- _RECORD EXTRACTS_
================

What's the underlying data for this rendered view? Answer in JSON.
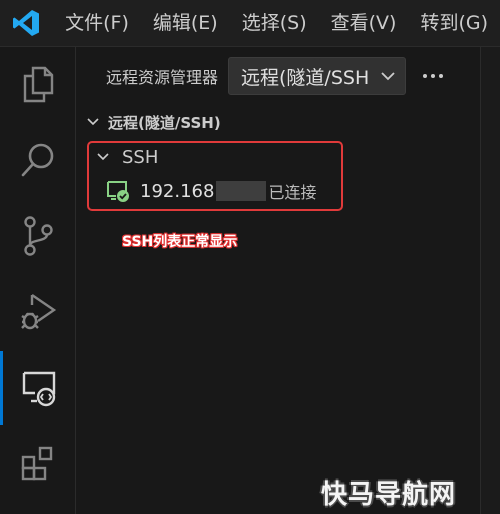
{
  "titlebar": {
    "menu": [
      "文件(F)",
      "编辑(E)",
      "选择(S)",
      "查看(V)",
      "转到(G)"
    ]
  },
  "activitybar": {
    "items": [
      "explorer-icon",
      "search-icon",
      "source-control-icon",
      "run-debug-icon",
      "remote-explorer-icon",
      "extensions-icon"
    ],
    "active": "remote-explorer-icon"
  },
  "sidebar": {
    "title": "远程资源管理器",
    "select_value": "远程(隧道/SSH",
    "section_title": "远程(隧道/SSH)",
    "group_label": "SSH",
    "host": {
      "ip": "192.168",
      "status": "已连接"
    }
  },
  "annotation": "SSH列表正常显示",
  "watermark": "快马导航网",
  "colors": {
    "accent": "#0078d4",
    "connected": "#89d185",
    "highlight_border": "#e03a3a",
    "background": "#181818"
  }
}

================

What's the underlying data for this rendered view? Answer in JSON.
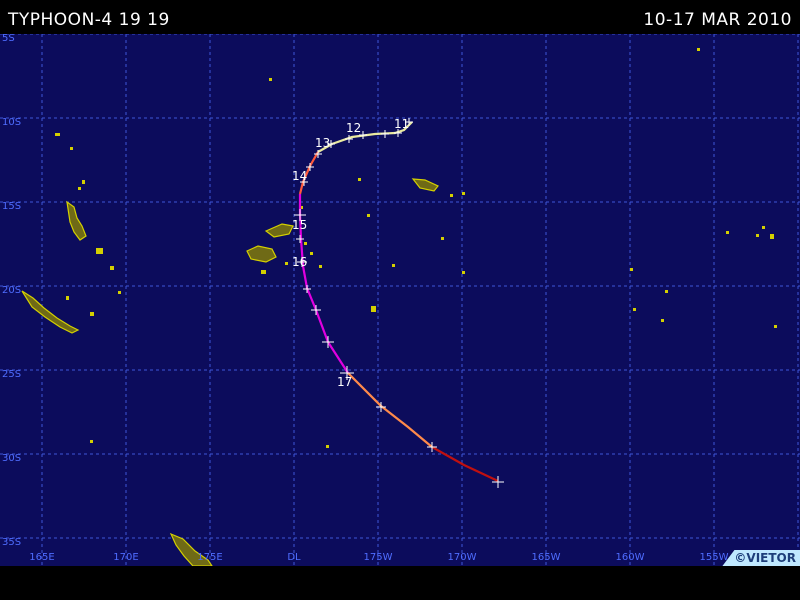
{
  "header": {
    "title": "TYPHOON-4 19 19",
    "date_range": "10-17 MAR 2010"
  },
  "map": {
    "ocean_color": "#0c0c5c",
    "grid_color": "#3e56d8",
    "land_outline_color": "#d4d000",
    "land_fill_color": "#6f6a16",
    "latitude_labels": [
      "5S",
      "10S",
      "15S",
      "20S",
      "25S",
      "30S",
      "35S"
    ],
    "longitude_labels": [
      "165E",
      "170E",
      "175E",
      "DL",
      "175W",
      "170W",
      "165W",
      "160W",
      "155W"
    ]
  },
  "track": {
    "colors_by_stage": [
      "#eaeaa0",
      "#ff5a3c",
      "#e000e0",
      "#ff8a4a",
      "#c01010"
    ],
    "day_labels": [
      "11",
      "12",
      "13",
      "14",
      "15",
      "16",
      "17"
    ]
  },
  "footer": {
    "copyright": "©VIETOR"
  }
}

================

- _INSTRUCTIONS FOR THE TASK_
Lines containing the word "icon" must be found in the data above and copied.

- _WRITTEN RESPONSE_
      "explorer-icon",
      "search-icon",
      "source-control-icon",
      "run-debug-icon",
      "remote-explorer-icon",
      "extensions-icon"
    "active": "remote-explorer-icon"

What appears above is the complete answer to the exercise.